Last September I found myself gazing at the sunset over the London skyline. I was on the roof of Peckham’s multi-storey car park. There’s a multiplex cinema at the front, and the top three floors are home to a summer pop-up bar and sculpture show. The thought struck me that my next diorama project should be a ruin – a post apocalyptic diorama – and why not choose the very building I’m standing on…? My art practice employs architectural model-making to create photographic narratives and the idea of an overgrown but recognisable (at least to the people of Peckham) future ruin appealed. So here is my large-scale diorama of a post-apocalyptic Peckam…
Guest post by Nick Cobb
I photographed the car park inside and out and drew up some basic plans to a 1/60 scale, and then got cracking with building the diorama. Unlike previous models – which are broken up after photographing them – I intended to exhibit this one, so it was constructed in sections to be more easily transported. I scavenged some of the model-making materials myself, like insulation board and polystyrene foam from skips. Foam board is a good construction material for all the car park floors and train set trees and other plant material can be bought easily enough. Despite contemplating the destruction of London and beyond, I’m an optimistic character and planned the inclusion of modelled cherry trees blossoming in springtime. The build took several months to complete and as I worked on the details I found my thoughts drifting to who might live there and how they might cope, if the world as we know it ever were to collapse.
I imagined that survivors of an apocalyptic event had returned to the cities to scavenge and trade. The back end of the multi-storey car park has remained intact and provides a secure site on its roof for an outpost settlement. Corrugated iron has been scavenged for makeshift building material, and the inhabitants have skills enough to construct a windmill, grow food and make charcoal.

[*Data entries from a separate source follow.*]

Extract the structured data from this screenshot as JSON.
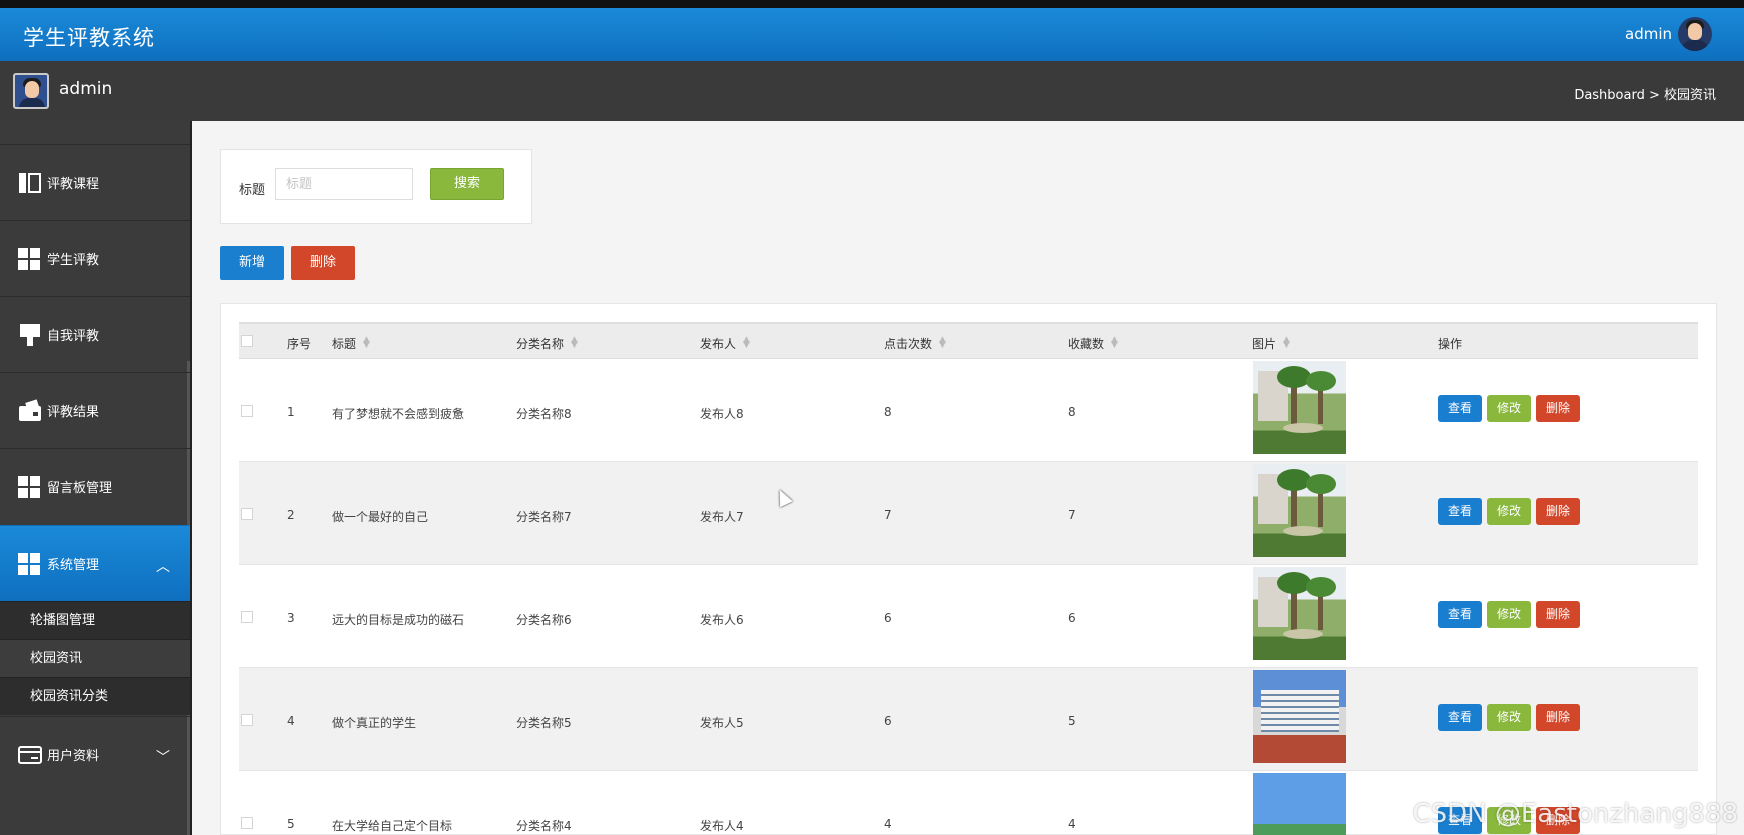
{
  "app": {
    "title": "学生评教系统"
  },
  "top_user": {
    "name": "admin"
  },
  "user": {
    "name": "admin"
  },
  "breadcrumb": {
    "text": "Dashboard > 校园资讯"
  },
  "sidebar": {
    "items": [
      {
        "label": "评教课程",
        "icon": "book-icon"
      },
      {
        "label": "学生评教",
        "icon": "grid-icon"
      },
      {
        "label": "自我评教",
        "icon": "brush-icon"
      },
      {
        "label": "评教结果",
        "icon": "wallet-icon"
      },
      {
        "label": "留言板管理",
        "icon": "grid-icon"
      },
      {
        "label": "系统管理",
        "icon": "grid-icon",
        "active": true,
        "expanded": true
      },
      {
        "label": "用户资料",
        "icon": "card-icon"
      }
    ],
    "sub_items": [
      {
        "label": "轮播图管理"
      },
      {
        "label": "校园资讯",
        "active": true
      },
      {
        "label": "校园资讯分类"
      }
    ]
  },
  "search": {
    "label": "标题",
    "placeholder": "标题",
    "button": "搜索"
  },
  "actions": {
    "add": "新增",
    "delete": "删除"
  },
  "table": {
    "columns": [
      "序号",
      "标题",
      "分类名称",
      "发布人",
      "点击次数",
      "收藏数",
      "图片",
      "操作"
    ],
    "rows": [
      {
        "no": "1",
        "title": "有了梦想就不会感到疲惫",
        "category": "分类名称8",
        "publisher": "发布人8",
        "clicks": "8",
        "favorites": "8",
        "image": "campus-garden"
      },
      {
        "no": "2",
        "title": "做一个最好的自己",
        "category": "分类名称7",
        "publisher": "发布人7",
        "clicks": "7",
        "favorites": "7",
        "image": "campus-garden"
      },
      {
        "no": "3",
        "title": "远大的目标是成功的磁石",
        "category": "分类名称6",
        "publisher": "发布人6",
        "clicks": "6",
        "favorites": "6",
        "image": "campus-garden"
      },
      {
        "no": "4",
        "title": "做个真正的学生",
        "category": "分类名称5",
        "publisher": "发布人5",
        "clicks": "6",
        "favorites": "5",
        "image": "school-building"
      },
      {
        "no": "5",
        "title": "在大学给自己定个目标",
        "category": "分类名称4",
        "publisher": "发布人4",
        "clicks": "4",
        "favorites": "4",
        "image": "road-sky"
      }
    ],
    "row_actions": {
      "view": "查看",
      "edit": "修改",
      "delete": "删除"
    }
  },
  "watermark": "CSDN @Eastonzhang888",
  "colors": {
    "primary": "#1a7ed0",
    "success": "#89b83d",
    "danger": "#d2462a",
    "sidebar": "#3b3b3b"
  }
}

The model is finished now, and is a huge eight feet long, four feet wide and two feet tall. I have enjoyed taking a number of photographs of it, but the diorama was built to be exhibited and it will be in Peckham in September.
For more of Nick Cobb’s wonderful dioramas and other art projects, explore his website www.nickcobb.co.uk . All images on this post © Nick Cobb. I’m personally thrilled by the fact that since we made contact with each other, Nick has added to his diorama two survivors stumbling across a copy of The Knowledge amongst the wreckage, seen in the bottom image here.